Bird, Birder, Birding!
When people think of Africa and experiencing a once in a lifetime safari adventure, the first picture that forms in their mind might be a lion or elephant, or the rest of the Big 5. Perhaps even the hippo and giraffe are on their list and looking out into the wide-open savanna where the land extends as far as the eye can see.
Guests don’t often realise the plethora of other types of wildlife they can submerge themselves in when visiting Kapama Private Game Reserve. As part of the Greater Kruger area, besides the Big 5, the terrain offers a magnificent array of bird life that is sometimes even more impressive.
It might be hard to believe but there are approximately 350 bird species on Kapama and a myriad of smaller species can also be seen here in their natural environment. As a result of this discovery, I’ve had many guests that have left Kapama, and become avid birders after their very first safari experience. They fall in love with the appreciation for Mother Nature and the harmonious union that birding provides.

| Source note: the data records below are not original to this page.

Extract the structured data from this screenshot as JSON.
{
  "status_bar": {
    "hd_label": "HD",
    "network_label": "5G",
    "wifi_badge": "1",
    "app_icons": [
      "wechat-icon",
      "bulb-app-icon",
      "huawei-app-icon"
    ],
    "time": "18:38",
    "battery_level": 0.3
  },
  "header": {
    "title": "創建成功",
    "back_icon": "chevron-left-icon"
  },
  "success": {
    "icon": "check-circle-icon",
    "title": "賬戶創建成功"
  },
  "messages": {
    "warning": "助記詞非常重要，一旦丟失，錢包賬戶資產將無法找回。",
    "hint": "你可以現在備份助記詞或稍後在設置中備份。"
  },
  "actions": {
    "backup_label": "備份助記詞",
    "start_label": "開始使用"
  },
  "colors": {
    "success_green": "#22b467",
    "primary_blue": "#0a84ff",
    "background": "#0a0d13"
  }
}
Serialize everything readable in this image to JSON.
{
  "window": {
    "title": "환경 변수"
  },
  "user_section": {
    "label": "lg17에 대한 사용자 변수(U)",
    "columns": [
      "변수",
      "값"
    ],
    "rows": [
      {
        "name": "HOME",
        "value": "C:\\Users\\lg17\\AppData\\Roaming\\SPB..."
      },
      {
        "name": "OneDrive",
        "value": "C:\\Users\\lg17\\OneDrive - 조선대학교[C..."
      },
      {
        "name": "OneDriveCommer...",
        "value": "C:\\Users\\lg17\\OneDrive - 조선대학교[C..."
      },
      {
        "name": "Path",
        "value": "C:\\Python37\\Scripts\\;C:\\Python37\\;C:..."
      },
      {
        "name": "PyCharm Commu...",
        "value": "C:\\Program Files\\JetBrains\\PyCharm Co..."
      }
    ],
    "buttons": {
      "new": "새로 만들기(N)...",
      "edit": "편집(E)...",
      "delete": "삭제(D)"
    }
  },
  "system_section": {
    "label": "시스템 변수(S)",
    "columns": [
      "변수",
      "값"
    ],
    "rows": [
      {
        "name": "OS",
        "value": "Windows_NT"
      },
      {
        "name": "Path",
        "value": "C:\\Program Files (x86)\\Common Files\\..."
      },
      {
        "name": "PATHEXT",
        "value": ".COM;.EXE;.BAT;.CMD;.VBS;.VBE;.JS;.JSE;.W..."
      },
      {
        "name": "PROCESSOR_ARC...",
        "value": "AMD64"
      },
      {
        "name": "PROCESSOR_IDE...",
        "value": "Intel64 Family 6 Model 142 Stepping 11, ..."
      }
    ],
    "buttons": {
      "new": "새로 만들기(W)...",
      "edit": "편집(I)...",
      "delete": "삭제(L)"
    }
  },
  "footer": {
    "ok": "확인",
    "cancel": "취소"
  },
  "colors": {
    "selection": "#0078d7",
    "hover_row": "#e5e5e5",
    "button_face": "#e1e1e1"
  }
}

One such gem that can be found in our area is the bee-eater. Not too long ago, my guests and I had the pleasure of sitting with 4 different kinds of these interesting birds, feasting away on insects.
Let’s take a look at some interesting facts about these gorgeous birds;
The first one is the European Bee Eater. It is an incredibly colourful bird with an unmistakable appearance. It has a rich chestnut crown that blends into gold on its back. This beautiful and elegant bird looks like a rainbow when flying. They have a range spanning an incredible 11 million square kilometers. Although common in southern Africa It breeds in Europe, mostly in the warmer southern parts, but occasionally as far north as Sweden and Finland, and also in parts of Africa and southern-central Asia. Their diet consists mostly of insects, bees and dragonflies. Before eating a bee, the European bee-eater will remove the sting by repeatedly hitting the insect against a hard surface. Nature truly is miraculous.
The Southern Carmine Bee-Eater is by far one of the more beautiful bird species we find in our area. They are about the same size as a starling. Like other bee-eaters, they are also richly coloured. On sunny days, sunbaths are quite common, while water and dust-bathing activities help rid the birds of ectoparasites. In the late afternoon during the breeding season, they eat sand, snail-shell and other calcium-rich items to increase their calcium levels. They are highly sociable species, gathering in large flocks during breeding season and nest in burrows dug into riverbeds. Their diet is primarily bees and other flying insects.
Next on the list is the White Fronted Bee Eater. Much like other types of bee-eaters they are also richly coloured as well as slender birds. They have a distinctive black mask, white forehead, squaretail and a bright red throat. Their behaviour is rather unique. Only 50% of non-breeders in a colony typically become helpers. Whether or not a bird becomes a helper and to whom it provides aid is heavily dependent on the degree of kinship involved. This species of bee-eaters have been known to face spitting cobras and forage endlessly for bees. They may even delay having young of their own, all to help close relatives raise a clutch of baby birds. Their diet consists mostly of insects, which are almost always honeybees. They catch their food either through rapid flight down from a low tree perch or during a slower hovering flight.
The last type that we witnessed was the Little Bee-eater, which is the smallest of the bee-eater family. As with all species of bee-eaters, they are rich and brightly coloured. It has green upperparts, yellow throat, black gorget, and rich brown upper breast that fade as it reaches the belly. Unlike most bee-eaters, these are solitary nesters, making a tunnel in sandy banks, or even in Aardvark den entrances. Both the male and the female take care of the eggs. They often hunt from low perches, not higher than a meter or maybe even less.
So In the future, if the Big 5 is on your list, experience and appreciate them, as they really are magnificent creatures that are amazing to see in their natural habitat. However, don’t forget about the other species that are often forgotten. Allow yourself to glance up towards the beautiful African sky. Let your eyes scan the trees and shrubs. Ask your ranger to explain some interesting facts and behaviour of all the different types of birds you encounter. Buy a bird book and start ticking off the list of species you have identified. You never know, before long, we might find out that you too have joined the ranks and become a birder!
Story and photos by:
Bjorn De Bruin – Kapama Karula